* **YOUR ASSIGNMENT**:
Whenever a line of the entries below holds the string "source", copy that line and return it.

Stored data
++++++++
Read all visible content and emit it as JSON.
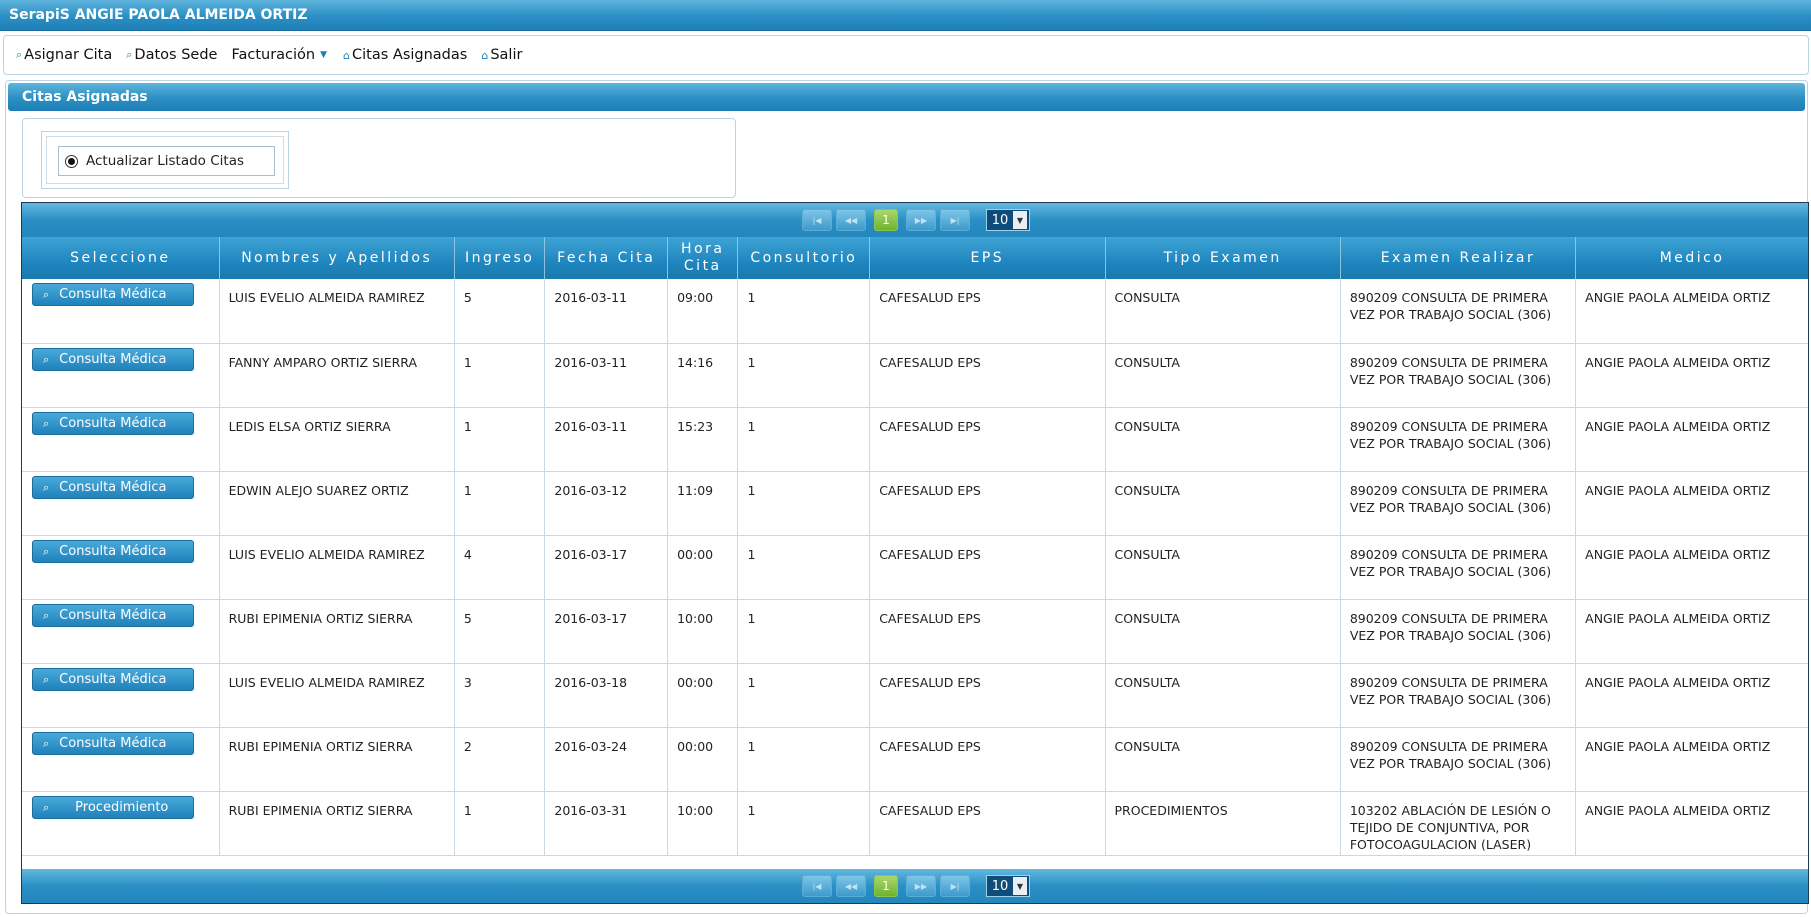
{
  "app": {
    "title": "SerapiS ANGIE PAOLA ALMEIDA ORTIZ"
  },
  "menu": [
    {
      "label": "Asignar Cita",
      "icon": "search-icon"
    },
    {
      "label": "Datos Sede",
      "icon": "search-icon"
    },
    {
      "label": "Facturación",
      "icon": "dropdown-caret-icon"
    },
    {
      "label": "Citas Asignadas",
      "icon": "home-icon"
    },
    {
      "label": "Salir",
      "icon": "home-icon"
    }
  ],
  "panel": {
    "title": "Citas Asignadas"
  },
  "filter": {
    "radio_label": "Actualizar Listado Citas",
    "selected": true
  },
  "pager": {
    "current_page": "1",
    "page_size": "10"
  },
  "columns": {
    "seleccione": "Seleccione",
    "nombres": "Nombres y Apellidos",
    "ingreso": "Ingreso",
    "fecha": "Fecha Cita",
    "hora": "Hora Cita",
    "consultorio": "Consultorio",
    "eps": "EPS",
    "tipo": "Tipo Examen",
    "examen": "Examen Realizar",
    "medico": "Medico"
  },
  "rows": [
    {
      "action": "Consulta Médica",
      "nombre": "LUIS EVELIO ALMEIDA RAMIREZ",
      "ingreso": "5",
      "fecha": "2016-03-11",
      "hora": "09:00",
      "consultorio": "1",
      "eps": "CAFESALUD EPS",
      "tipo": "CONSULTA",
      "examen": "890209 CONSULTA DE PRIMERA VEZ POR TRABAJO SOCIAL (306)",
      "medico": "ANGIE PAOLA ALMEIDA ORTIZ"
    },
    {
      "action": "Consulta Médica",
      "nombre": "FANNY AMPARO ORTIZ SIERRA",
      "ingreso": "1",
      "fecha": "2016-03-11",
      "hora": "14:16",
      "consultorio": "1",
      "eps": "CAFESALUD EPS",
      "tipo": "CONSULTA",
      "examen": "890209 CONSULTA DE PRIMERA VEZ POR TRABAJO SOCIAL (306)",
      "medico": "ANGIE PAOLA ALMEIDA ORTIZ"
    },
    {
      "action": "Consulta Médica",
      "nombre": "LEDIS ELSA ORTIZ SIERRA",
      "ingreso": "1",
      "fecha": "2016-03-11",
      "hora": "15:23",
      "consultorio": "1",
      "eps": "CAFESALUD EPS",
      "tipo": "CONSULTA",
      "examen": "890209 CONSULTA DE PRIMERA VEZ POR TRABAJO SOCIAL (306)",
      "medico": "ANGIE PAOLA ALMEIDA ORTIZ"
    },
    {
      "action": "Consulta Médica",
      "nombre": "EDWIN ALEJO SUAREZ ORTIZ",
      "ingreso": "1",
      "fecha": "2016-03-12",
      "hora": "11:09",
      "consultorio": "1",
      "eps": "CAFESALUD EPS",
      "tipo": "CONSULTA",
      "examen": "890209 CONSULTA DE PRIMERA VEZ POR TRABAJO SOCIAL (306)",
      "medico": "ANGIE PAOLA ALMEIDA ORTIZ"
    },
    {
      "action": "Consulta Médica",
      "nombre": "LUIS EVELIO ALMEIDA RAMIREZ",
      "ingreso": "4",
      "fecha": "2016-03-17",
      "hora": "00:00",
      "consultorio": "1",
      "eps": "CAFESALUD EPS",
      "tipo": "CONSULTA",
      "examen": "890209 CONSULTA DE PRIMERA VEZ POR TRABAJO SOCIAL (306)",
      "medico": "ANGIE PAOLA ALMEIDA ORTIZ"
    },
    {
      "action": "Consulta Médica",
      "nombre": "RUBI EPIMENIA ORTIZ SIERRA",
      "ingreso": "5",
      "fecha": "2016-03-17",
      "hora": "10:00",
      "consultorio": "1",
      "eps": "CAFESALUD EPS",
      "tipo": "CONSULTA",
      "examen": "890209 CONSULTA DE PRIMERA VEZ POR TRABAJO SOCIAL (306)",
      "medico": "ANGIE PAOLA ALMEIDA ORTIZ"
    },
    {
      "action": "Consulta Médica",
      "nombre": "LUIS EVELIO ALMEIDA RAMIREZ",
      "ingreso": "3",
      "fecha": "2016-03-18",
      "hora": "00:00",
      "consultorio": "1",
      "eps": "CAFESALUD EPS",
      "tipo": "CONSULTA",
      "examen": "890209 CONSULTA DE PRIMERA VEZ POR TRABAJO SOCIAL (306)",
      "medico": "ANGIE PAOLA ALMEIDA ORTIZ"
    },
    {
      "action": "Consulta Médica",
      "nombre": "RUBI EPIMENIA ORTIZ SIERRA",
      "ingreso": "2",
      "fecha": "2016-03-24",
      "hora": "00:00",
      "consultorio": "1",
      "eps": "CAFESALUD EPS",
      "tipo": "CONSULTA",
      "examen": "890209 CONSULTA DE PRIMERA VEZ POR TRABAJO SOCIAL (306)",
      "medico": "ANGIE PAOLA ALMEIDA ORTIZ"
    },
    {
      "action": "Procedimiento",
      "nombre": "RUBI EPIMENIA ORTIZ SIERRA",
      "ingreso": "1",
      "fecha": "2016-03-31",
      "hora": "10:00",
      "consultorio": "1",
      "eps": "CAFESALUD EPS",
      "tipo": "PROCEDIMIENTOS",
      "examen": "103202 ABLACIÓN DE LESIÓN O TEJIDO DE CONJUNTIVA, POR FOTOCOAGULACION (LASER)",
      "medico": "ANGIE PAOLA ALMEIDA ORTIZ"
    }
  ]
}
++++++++
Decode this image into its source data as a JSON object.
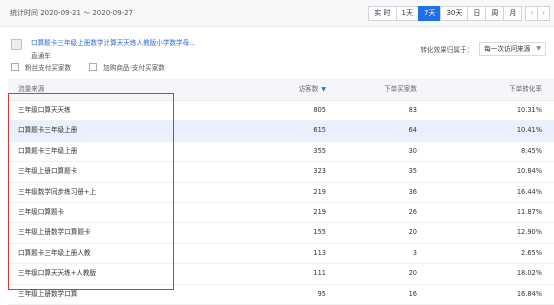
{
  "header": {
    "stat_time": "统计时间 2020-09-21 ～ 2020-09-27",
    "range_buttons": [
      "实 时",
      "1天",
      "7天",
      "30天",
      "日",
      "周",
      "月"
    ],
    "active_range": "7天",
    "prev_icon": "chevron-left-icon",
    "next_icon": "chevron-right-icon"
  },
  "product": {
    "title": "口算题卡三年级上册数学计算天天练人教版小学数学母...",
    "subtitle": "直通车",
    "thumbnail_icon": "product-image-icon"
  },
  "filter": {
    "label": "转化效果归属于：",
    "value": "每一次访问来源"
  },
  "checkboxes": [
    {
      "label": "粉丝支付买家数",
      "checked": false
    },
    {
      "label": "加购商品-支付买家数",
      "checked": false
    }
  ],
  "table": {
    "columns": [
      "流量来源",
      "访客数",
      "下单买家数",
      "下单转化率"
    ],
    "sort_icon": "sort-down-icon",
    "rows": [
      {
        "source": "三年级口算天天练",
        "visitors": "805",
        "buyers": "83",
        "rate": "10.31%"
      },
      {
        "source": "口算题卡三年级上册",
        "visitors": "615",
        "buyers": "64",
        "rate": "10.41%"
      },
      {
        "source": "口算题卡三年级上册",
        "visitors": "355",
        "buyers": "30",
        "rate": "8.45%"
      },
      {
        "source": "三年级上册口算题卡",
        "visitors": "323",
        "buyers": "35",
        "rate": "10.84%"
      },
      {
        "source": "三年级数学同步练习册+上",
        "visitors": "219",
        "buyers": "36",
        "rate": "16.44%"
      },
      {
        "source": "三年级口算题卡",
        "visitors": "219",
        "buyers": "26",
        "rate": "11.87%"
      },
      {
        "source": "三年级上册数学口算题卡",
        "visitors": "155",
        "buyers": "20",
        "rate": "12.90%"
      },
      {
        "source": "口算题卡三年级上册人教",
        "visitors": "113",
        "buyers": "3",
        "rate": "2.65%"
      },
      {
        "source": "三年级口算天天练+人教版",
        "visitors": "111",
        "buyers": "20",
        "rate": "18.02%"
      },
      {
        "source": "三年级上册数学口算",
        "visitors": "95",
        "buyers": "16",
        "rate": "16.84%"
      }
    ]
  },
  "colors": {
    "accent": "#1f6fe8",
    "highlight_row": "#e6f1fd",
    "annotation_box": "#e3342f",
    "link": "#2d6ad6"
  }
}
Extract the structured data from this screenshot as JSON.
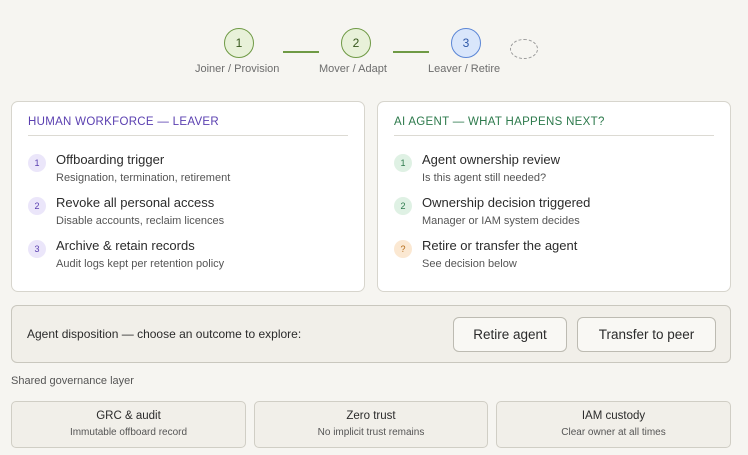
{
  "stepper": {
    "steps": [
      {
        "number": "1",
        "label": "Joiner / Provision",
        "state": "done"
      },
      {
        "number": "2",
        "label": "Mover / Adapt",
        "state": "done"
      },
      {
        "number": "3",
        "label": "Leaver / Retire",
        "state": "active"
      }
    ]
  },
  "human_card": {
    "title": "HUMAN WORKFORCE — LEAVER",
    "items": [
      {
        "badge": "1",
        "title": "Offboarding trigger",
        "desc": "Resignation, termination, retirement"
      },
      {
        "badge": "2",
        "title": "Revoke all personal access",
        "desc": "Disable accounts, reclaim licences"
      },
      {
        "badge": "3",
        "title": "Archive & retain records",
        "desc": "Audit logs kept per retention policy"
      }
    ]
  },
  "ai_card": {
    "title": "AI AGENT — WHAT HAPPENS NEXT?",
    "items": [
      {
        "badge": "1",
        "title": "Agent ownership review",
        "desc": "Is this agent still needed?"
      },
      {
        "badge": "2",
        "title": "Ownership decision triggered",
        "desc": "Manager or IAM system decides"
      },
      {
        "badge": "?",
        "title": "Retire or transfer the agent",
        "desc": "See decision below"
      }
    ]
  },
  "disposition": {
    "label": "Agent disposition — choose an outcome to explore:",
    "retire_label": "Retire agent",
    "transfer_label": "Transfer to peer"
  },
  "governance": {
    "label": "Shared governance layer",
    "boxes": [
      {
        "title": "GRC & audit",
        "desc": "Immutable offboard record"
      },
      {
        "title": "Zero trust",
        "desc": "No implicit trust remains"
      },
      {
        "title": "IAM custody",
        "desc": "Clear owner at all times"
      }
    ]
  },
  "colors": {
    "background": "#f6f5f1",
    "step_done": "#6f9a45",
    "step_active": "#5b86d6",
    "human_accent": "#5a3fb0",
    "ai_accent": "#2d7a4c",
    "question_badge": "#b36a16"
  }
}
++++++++
* **REPLY TO THE TASK**:
Decode this image into its source data as a JSON object.
        "source": "三年级口算天天练",
        "source": "口算题卡三年级上册",
        "source": "口算题卡三年级上册",
        "source": "三年级上册口算题卡",
        "source": "三年级数学同步练习册+上",
        "source": "三年级口算题卡",
        "source": "三年级上册数学口算题卡",
        "source": "口算题卡三年级上册人教",
        "source": "三年级口算天天练+人教版",
        "source": "三年级上册数学口算",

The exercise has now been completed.